I can’t tell you much more without spoiling the plot for you. Suffice to say, Song on the Sand is sweet, even sentimental, the kind of story that a writer of lesser talent could make sappy and saccharine, but Ruth Sims is too fine an artist for cheap effects. She paints her canvas with a master’s brush, and it would take a colder heart than mine (which is infamously cold) to read this story without a tear in the eye.

I don’t mean to suggest this is a downer, however. It isn’t. It’s about love - not romantic love, but love of life – and about reaching out, of bridging that vast chasm that separates us from one another. It is written with genuine charm, which is not as easy as one might think, but it is written as well with insight and a gentle sympathy for the human condition. Tony and Jesse and their song on the sand will linger in your thoughts long after you’ve finished reading. Highly recommended, but have a hankie handy.

Thursday, September 2, 2010

Counterpoint, Dylan’s Story by Ruth Sims

Reviewed by Alan Chin
Published by Dreamspinner Press
Pages: 314

Near the end of the Nineteenth Century, Dylan Rutledge has two obsessions: composing music and Laurence Northcliff, his history master at the Bede School for Young Gentlemen. When all others turn against Dylan for the wild and unorthodox music he composes, Northcliff is the only one who encourages his dream. The two fall deeply in love, but it is a forbidden love in England, punishable by long prison terms at hard labor.

But Dylan’s passion will not be put down. He alienates himself from family, friends, and country when he moves to Paris to study music and live openly as Northcliff’s lover. Although he finds happiness in the arms of Northcliff, he pays a heavy price being out, even in Paris. At every turn, his career is fraught with disappointment, rejection, and eventually a devastating loss that shreds his soul. Can his music bring him back from the brink? Can the love of a man be the strength he needs to survive?

This book is a joy to read. The story is well structured, the characters are compelling, the prose carries the reader along in a dream. I knew before opening the cover page that Ruth Sims has a gift for storytelling. I found that out in her book, The Phoenix. But Counterpoint is far and away a superior, more thoughtful read. Sims has created something rare, an absorbing read that takes the reader through the entire range of emotions, and then back again.
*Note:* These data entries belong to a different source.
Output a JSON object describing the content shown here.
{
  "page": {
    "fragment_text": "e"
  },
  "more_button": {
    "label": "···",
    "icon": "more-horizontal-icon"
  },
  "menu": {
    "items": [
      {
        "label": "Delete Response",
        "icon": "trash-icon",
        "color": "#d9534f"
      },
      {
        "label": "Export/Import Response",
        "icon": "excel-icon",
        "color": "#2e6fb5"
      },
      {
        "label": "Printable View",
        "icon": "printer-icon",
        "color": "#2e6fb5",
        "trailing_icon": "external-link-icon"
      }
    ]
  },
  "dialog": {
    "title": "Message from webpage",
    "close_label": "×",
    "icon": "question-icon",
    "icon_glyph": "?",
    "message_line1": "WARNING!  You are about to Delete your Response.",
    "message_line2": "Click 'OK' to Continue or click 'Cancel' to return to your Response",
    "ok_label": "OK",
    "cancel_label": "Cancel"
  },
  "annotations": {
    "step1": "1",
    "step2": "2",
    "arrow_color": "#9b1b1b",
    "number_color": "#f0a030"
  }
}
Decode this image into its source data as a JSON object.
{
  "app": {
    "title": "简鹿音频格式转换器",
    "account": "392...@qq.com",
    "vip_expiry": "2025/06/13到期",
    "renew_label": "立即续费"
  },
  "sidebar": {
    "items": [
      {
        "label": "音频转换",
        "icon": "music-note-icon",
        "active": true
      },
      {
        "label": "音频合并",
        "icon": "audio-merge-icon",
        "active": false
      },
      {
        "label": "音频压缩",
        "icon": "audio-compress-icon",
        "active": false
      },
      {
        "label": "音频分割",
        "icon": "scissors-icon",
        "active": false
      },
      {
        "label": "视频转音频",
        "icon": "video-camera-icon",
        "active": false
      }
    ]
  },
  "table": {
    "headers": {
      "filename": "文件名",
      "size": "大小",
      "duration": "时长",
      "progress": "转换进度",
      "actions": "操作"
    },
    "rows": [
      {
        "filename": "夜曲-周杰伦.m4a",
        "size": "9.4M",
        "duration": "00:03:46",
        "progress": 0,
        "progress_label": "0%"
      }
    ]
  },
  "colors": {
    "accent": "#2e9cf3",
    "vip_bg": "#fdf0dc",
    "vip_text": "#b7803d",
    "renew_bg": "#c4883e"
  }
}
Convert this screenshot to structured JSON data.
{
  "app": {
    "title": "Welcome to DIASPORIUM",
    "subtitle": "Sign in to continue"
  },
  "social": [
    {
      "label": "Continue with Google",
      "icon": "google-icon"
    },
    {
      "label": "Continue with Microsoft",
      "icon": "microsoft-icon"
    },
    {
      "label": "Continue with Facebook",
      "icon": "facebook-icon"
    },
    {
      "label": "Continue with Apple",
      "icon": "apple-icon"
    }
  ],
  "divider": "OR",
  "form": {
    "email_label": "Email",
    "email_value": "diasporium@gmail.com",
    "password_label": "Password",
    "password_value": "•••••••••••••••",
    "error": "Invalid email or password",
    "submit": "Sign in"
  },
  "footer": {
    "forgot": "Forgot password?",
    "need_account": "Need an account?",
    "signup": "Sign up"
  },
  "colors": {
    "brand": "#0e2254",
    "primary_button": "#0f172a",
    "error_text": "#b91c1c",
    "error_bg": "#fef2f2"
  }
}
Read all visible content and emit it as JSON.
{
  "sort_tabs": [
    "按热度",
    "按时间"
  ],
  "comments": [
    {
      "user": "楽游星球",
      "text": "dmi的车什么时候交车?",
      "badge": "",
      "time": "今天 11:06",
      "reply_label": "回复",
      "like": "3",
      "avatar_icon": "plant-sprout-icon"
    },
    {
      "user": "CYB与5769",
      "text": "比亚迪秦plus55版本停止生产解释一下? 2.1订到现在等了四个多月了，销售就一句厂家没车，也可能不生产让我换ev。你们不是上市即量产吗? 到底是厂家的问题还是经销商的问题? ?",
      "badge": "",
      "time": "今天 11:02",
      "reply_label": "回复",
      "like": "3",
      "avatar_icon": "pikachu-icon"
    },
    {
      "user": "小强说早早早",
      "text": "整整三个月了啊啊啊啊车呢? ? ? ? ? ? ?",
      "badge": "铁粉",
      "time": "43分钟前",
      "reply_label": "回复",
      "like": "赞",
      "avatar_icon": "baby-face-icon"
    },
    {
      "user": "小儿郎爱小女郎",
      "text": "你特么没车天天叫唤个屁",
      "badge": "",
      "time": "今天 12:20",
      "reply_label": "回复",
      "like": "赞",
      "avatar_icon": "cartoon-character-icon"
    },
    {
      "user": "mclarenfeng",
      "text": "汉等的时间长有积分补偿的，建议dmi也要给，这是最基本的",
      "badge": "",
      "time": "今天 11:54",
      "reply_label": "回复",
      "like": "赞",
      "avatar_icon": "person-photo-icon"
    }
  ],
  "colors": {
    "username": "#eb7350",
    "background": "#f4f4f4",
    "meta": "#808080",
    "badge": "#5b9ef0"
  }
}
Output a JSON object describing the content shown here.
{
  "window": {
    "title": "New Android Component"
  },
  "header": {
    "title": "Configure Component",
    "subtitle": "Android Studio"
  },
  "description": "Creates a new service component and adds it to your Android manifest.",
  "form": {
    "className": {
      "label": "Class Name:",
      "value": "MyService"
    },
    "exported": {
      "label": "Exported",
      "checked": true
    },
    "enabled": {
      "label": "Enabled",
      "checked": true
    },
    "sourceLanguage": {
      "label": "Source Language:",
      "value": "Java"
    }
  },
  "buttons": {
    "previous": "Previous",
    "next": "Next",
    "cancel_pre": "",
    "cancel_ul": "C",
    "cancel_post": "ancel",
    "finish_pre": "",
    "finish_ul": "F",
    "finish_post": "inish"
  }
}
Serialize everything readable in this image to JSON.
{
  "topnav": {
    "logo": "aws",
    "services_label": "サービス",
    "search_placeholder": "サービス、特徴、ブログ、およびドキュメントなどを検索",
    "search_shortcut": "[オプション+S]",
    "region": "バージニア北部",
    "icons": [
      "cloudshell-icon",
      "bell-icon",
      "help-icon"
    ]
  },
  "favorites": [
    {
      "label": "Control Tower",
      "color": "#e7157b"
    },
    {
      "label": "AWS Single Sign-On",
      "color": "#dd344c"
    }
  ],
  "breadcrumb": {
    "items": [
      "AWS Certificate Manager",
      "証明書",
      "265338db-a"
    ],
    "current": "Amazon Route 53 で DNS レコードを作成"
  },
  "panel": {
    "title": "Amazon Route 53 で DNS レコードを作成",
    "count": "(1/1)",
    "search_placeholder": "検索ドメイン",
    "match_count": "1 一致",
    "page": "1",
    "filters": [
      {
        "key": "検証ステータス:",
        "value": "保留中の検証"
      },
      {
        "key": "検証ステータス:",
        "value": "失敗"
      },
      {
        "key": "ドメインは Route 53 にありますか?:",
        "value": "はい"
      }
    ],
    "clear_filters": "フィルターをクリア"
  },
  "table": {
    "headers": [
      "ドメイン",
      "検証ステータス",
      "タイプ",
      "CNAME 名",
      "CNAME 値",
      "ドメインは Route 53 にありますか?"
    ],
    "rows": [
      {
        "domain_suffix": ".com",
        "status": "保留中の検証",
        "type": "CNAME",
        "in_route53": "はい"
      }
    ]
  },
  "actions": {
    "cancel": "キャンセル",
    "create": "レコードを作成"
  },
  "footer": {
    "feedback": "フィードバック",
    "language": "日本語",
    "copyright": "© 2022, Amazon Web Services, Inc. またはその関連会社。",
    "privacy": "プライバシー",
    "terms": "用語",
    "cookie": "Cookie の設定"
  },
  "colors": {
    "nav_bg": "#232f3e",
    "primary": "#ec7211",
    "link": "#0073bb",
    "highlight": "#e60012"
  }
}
Does it have flaws? There is the occasional head hopping. There are several opportunities where showing, rather than telling, would strengthened the read. There are other places where the dialog is too on-the-nose. But these minor issues go unnoticed as the reader wraps these characters around himself like a cloak on a cold night, and feels their passion and pain. Upon finishing the last page I wanted to stand, clap my hands and yell, “BRAVO.”

This story was several years coming to print, and well worth the wait. If you’re looking for the kind of hot erotic scenes that have become so cliché in mm fiction today, then keep looking. But for anyone who enjoys passionate characters struggling with basic human needs, alluring prose, and historical detail, then I highly recommend this read.